Naturalisation: the relationship between citizenship acquisition and attachment to the UK
|Day:||Wed 3 Jul|

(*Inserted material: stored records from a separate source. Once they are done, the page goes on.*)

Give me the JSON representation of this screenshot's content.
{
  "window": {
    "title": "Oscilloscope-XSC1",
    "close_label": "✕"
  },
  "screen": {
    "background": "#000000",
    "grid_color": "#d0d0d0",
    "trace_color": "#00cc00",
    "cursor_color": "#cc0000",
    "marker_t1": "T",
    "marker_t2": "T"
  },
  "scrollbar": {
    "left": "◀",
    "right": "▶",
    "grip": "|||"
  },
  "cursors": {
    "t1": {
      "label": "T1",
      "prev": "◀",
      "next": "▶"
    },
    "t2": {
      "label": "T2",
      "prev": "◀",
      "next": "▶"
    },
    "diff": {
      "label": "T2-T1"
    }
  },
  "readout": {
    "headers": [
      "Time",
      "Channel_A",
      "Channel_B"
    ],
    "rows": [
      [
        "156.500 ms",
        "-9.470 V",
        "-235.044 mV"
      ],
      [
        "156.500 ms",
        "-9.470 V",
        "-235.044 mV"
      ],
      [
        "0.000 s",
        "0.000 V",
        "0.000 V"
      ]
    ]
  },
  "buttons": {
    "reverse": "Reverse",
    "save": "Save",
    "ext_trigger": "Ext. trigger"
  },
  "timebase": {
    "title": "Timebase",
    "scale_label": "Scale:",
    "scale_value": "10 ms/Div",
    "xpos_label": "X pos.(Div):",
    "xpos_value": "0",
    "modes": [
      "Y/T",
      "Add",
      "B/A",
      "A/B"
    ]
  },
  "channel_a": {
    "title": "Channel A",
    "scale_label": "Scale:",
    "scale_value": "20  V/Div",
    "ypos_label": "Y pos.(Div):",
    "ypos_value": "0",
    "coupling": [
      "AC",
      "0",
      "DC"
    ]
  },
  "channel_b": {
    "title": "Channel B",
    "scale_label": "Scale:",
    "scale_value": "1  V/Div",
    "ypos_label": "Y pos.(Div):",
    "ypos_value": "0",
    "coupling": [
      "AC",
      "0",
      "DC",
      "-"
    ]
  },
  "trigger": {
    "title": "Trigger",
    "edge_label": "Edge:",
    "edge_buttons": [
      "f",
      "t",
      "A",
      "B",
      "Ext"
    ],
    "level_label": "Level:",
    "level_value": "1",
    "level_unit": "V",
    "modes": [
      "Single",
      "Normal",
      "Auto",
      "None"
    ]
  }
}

Modern scholars define citizenship as encompassing three dimensions of legal status, political participation and sense of belonging. Yet little empirical work has explored whether this is the case for the immigrants who naturalise. This study investigates the extent to which citizenship acquisition drives and is driven by attachment to the host country. Using two waves of Understanding Society, the UK Household Longitudinal Study, I ask whether the most rooted immigrants in the UK are more likely to acquire citizenship and whether they show higher levels of attachment to British society thereafter. Based on respondents who were observed to naturalise between waves, I find that a sense of belonging is the most salient dimension of citizenship. Immigrants with stronger affective ties to the UK are more likely to naturalise and to subsequently give more importance to their British identity. The difference between citizenship and permanent residence appears to be symbolic, rather than essential.